Now that I have clarified the data sources in Audience Manager, I can explain how to manage multi-tenancy in Audience Manager. If you have not read that post, please do so before proceeding with this one. But if you have, let’s get started!
When you are new to AAM and you hear the words “data sources”, you immediately think you understand the concept. However, as you progress in your knowledge of the tool, you start to realise that you actually do not know what data sources are in AAM and need to rethink all you have learned. At least, this is what happened to me. Over time, I have finally understood this concept and today I wanted to share it with you in this post.

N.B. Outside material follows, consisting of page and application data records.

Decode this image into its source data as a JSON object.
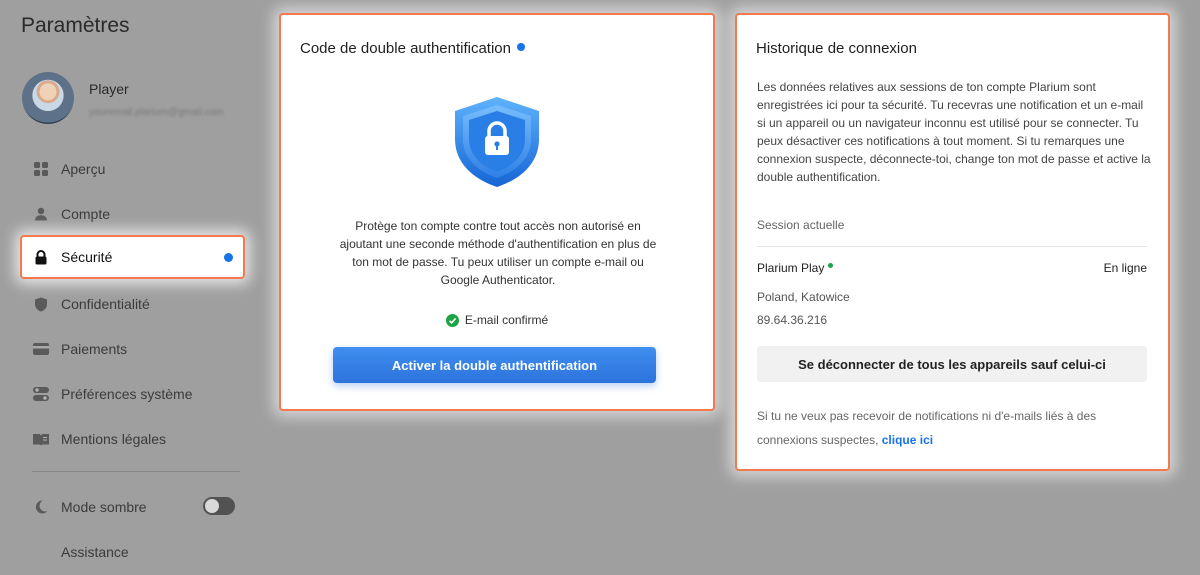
{
  "sidebar": {
    "title": "Paramètres",
    "profile": {
      "name": "Player",
      "email": "youremail.plarium@gmail.com"
    },
    "items": [
      {
        "label": "Aperçu",
        "icon": "grid-icon"
      },
      {
        "label": "Compte",
        "icon": "user-icon"
      },
      {
        "label": "Sécurité",
        "icon": "lock-icon",
        "active": true
      },
      {
        "label": "Confidentialité",
        "icon": "shield-icon"
      },
      {
        "label": "Paiements",
        "icon": "credit-card-icon"
      },
      {
        "label": "Préférences système",
        "icon": "toggles-icon"
      },
      {
        "label": "Mentions légales",
        "icon": "book-icon"
      }
    ],
    "dark_mode_label": "Mode sombre",
    "dark_mode_on": false,
    "support_label": "Assistance"
  },
  "two_factor": {
    "title": "Code de double authentification",
    "description": "Protège ton compte contre tout accès non autorisé en ajoutant une seconde méthode d'authentification en plus de ton mot de passe. Tu peux utiliser un compte e-mail ou Google Authenticator.",
    "status": "E-mail confirmé",
    "button_label": "Activer la double authentification"
  },
  "login_history": {
    "title": "Historique de connexion",
    "description": "Les données relatives aux sessions de ton compte Plarium sont enregistrées ici pour ta sécurité. Tu recevras une notification et un e-mail si un appareil ou un navigateur inconnu est utilisé pour se connecter. Tu peux désactiver ces notifications à tout moment. Si tu remarques une connexion suspecte, déconnecte-toi, change ton mot de passe et active la double authentification.",
    "session_label": "Session actuelle",
    "session": {
      "device": "Plarium Play",
      "status": "En ligne",
      "location": "Poland, Katowice",
      "ip": "89.64.36.216"
    },
    "logout_button_label": "Se déconnecter de tous les appareils sauf celui-ci",
    "footer_text": "Si tu ne veux pas recevoir de notifications ni d'e-mails liés à des connexions suspectes,",
    "footer_link": "clique ici"
  },
  "colors": {
    "accent": "#1773e8",
    "highlight_border": "#f47a4d",
    "success": "#1ea446",
    "overlay": "#9f9f9f"
  }
}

lLet’s continue with the server-side implementation of the Adobe SaaS solutions. The next is the list is Audience Manager. This is probably one of the simplest implementation of all solutions. However, beware of server-side Audience Manager: it might not be what you are looking for.
When I attended my AAM training a few years ago, I remember I barely understood what I was explained. To me, it was all new. The technicalities were not that difficult, but when the trainers explained the business side, I stopped following the course; it was all gibberish to me. It took me a couple of years to get a reasonable understanding of the display advertising industry. Since then, colleagues and customers have asked me to explain them how this industry works, so I thought I would write a “display advertising introduction for dummies” post. I will omit a lot of parts and will simplify it. If you are well versed in this area, I suggest you skip this article, as it will not offer anything new to you. In fact, you may even know more than me!
When I was following the Adobe Audience Manager training, I remember that one of the topics I found most difficult to understand was ID syncing. The enablers spent a lot of time using these words and I could see that it was a key part of any DMP. Once I finally understood what it meant, I felt relieved. Today I will explain this concept, in case you are also stuck.
In an Adobe Audience Manager implementation, the first and most important data source is the data you already own. Then, when no more juice can be squeezed from first party data, we switch to purchasing third party data. Finally, in some cases, we go beyond and look for second party data. Today, I will focus on this last resort, which can be more interesting than what it initially looks like.
Have you ever received a request to track and detect online shopping cart abandonments in real time? If you have, then you are not alone. This is a typical request we get from our clients and I have seen too many times. The theory is very simple: if we can detect that a user has added something to the basket but has not purchased it, then we need to persuade him to finish the process. However, the reality is more complicated than just that. Let me explain what I usually discuss with my customers and what options do we have.
If you are working with a DMP like Adobe Audience Manager, I am sure you have come across the following problem: you want to target your visitors on site, immediately after they log in, using on-boarded data, even on the first visit. This last statement is, precisely, where the problem is. The way AAM processes on-boarded data is as follows:
- You upload your CRM data to AAM, either to an SFTP location or an S3 bucket
- Every 12h, AAM reads all on-boarded data and processes it, converting the signals into traits
- The traits are stored in the core servers
- A visitor logs in for the first time
- Since the communication between the browser and AAM is done through the edge servers, these servers have at this moment in time no on-boarded information for that visitor
- The edge servers where this visitor activity has happened, request the on-boarded traits to the core servers
- In a batch process, core servers send to the edge server the visitor’s on-boarded information